Shesol details FDR’s mishandling of the bill — the president miscalculated the political costs of keeping his plan secret until the last moment and unwisely defended it as a corrective for the justices’ advanced age rather than their conservative judicial views — and concludes, as others have, that FDR’s hubris had much to do with the bill’s ultimate failure. Still, though, Shesol ultimately defends Roosevelt. “Pride does not always result in a fall,” Shesol writes. “If the Court plan was the product of hubris, then so, in a real sense, was the entire New Deal.”
The last straw for the court-packing bill came when swing Justice Owen Roberts voted to uphold a state minimum wage law, thus signaling that the court had moved definitively to the left. Scholars have long debated whether this “switch in time that saved nine” was a result of the pressure that FDR put on the court. Many see the shift instead as having nothing to do with outside forces; one member of this camp has memorably suggested that the court’s leftward shift could just as easily be chalked up to the Yankee’s successful 1936 season as to anything that FDR did. Shesol raises this debate but wisely stays mostly clear of it, suggesting only that the court’s switch was likely the result of a complex amalgamation of internal and external forces.
In the wake of President Obama’s State of the Union rebuke of the court, the blogosphere is now abuzz with comparisons between Obama and Roosevelt, with some even raising the possibility that Obama will seek to introduce a court-packing plan of his own. Unlikely, of course. Also, perhaps, unnecessary. After all, the Bronx Bombers did win the World Series again last year. Something good has to come of that, doesn’t it?
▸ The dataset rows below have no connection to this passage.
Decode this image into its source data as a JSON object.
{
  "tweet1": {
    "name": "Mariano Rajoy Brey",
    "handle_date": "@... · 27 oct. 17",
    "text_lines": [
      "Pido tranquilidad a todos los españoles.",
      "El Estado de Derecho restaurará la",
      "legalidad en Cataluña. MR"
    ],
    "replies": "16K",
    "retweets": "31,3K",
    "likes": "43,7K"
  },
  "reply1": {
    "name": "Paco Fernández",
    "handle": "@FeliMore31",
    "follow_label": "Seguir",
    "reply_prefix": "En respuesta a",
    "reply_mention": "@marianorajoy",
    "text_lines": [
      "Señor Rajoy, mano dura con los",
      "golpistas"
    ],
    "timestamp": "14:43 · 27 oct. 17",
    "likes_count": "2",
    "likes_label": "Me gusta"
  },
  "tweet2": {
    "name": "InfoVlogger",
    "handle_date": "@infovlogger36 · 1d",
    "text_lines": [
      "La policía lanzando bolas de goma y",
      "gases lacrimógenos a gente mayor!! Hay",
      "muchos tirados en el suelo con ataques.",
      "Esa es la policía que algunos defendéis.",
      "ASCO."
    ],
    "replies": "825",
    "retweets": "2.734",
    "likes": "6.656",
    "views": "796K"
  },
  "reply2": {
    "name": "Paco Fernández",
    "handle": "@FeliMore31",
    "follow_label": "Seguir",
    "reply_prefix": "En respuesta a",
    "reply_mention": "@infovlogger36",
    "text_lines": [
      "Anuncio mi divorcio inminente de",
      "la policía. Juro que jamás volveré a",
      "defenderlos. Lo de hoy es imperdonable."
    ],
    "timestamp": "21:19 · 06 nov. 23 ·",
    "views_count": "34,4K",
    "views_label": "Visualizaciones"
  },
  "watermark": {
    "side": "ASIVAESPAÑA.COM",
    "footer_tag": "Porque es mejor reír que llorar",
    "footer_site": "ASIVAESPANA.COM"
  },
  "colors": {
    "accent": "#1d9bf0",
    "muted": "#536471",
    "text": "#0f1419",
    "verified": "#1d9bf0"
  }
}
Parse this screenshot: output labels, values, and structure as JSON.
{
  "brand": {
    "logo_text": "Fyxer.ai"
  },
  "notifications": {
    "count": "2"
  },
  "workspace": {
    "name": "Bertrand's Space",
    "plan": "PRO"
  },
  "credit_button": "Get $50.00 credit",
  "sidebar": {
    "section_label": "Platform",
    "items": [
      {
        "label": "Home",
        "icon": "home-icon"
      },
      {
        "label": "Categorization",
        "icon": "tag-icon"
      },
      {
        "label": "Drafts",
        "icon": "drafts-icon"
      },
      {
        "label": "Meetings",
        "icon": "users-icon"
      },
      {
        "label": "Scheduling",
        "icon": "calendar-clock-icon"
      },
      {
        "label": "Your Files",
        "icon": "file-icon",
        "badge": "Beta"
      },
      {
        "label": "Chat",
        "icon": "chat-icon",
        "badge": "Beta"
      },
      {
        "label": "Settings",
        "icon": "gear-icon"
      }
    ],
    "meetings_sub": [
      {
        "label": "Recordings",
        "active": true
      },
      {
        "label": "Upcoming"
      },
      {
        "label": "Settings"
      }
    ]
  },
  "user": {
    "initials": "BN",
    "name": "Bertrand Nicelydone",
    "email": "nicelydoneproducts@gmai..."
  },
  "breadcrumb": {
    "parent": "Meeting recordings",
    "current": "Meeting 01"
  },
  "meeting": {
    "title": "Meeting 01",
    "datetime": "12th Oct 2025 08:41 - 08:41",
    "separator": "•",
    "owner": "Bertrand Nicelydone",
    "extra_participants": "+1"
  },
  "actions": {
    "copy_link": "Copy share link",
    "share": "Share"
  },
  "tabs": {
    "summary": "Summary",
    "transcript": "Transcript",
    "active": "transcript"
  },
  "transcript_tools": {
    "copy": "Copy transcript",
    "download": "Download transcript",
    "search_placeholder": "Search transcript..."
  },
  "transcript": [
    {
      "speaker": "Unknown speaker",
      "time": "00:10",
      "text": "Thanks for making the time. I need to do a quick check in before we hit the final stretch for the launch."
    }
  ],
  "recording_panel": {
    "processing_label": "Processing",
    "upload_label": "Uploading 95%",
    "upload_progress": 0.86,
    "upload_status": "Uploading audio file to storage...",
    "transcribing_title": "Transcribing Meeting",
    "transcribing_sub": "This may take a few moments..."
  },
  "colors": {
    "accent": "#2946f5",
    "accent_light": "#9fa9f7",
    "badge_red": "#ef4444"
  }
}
Jay Wexler, professor of law at Boston University, is the author of “Holy Hullabaloos: A Road Trip to the Battlegrounds of the Church/State Wars.’’